Action item
Could you copy exactly the lines from the one containing "Read all visible content and emit it as JSON." through the last line of the records below, and nothing else?

Listed records

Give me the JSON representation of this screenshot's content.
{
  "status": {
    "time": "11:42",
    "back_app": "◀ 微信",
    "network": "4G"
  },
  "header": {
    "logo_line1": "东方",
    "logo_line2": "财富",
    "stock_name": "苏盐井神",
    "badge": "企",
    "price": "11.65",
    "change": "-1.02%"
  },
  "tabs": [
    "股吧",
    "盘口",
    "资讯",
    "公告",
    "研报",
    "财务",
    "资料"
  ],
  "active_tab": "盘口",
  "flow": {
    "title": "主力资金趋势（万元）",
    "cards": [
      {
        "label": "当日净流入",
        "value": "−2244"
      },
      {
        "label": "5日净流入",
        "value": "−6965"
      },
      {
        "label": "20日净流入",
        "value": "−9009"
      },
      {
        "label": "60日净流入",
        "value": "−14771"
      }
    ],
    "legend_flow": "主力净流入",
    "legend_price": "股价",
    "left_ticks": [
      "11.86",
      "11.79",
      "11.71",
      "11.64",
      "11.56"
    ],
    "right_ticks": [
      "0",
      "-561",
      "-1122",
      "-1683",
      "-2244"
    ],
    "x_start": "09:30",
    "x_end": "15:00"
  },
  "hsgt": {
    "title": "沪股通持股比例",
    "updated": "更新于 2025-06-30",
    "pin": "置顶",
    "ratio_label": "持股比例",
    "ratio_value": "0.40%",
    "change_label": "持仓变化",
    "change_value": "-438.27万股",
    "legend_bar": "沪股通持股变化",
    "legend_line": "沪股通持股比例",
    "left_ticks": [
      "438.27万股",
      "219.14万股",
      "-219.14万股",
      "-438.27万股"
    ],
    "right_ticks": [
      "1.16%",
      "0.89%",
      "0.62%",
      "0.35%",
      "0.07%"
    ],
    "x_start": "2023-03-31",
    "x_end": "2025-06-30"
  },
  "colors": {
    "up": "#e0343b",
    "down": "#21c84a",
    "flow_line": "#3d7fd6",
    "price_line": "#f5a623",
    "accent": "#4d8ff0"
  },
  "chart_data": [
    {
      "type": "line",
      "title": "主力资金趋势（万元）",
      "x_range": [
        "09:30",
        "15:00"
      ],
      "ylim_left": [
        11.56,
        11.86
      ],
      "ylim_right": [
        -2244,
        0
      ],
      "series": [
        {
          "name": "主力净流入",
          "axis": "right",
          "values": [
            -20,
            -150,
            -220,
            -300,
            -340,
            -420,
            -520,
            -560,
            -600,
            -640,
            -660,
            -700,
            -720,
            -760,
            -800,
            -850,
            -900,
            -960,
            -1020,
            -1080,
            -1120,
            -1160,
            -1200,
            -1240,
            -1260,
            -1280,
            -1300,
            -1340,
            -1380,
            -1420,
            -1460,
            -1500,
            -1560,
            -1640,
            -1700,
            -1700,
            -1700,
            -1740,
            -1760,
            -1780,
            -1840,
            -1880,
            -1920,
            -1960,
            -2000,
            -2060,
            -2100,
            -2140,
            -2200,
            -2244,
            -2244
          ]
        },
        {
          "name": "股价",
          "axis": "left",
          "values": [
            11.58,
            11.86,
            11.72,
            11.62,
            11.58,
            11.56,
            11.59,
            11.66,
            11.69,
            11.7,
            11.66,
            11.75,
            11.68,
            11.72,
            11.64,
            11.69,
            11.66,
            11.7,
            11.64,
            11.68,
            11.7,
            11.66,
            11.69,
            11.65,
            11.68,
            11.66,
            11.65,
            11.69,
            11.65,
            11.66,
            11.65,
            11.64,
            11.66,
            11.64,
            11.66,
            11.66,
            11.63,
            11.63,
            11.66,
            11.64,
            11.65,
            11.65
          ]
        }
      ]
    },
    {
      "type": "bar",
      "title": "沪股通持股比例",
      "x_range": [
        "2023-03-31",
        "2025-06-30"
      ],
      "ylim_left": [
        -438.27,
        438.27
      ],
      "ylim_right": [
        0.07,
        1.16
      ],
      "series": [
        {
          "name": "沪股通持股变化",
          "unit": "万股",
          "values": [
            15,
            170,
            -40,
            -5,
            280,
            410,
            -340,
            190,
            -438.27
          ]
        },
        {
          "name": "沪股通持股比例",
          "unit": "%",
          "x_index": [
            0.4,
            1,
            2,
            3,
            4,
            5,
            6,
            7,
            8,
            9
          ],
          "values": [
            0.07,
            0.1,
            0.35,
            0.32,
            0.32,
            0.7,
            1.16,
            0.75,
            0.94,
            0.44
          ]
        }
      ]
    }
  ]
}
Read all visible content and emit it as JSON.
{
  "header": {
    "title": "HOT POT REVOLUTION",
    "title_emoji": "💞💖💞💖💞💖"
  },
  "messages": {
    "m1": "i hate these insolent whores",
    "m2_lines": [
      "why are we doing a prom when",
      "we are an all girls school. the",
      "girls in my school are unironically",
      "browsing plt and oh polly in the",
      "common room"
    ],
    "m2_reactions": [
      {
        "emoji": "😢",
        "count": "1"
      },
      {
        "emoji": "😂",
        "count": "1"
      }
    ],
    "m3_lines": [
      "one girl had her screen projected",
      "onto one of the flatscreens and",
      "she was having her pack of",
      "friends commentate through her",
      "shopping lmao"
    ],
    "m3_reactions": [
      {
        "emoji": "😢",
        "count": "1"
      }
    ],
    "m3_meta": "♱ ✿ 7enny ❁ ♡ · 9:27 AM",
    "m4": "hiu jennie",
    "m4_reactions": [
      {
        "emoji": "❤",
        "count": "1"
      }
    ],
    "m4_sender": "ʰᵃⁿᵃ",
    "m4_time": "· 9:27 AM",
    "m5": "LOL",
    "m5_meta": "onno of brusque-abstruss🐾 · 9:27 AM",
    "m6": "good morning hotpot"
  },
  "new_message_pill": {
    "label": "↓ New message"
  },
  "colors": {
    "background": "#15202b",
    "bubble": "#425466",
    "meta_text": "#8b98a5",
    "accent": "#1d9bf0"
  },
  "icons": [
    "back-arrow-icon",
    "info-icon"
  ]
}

Answer space
Read all visible content and emit it as JSON.
{
  "header": {
    "title": "HOT POT REVOLUTION",
    "title_emoji": "💞💖💞💖💞💖"
  },
  "messages": {
    "m1": "i hate these insolent whores",
    "m2_lines": [
      "why are we doing a prom when",
      "we are an all girls school. the",
      "girls in my school are unironically",
      "browsing plt and oh polly in the",
      "common room"
    ],
    "m2_reactions": [
      {
        "emoji": "😢",
        "count": "1"
      },
      {
        "emoji": "😂",
        "count": "1"
      }
    ],
    "m3_lines": [
      "one girl had her screen projected",
      "onto one of the flatscreens and",
      "she was having her pack of",
      "friends commentate through her",
      "shopping lmao"
    ],
    "m3_reactions": [
      {
        "emoji": "😢",
        "count": "1"
      }
    ],
    "m3_meta": "♱ ✿ 7enny ❁ ♡ · 9:27 AM",
    "m4": "hiu jennie",
    "m4_reactions": [
      {
        "emoji": "❤",
        "count": "1"
      }
    ],
    "m4_sender": "ʰᵃⁿᵃ",
    "m4_time": "· 9:27 AM",
    "m5": "LOL",
    "m5_meta": "onno of brusque-abstruss🐾 · 9:27 AM",
    "m6": "good morning hotpot"
  },
  "new_message_pill": {
    "label": "↓ New message"
  },
  "colors": {
    "background": "#15202b",
    "bubble": "#425466",
    "meta_text": "#8b98a5",
    "accent": "#1d9bf0"
  },
  "icons": [
    "back-arrow-icon",
    "info-icon"
  ]
}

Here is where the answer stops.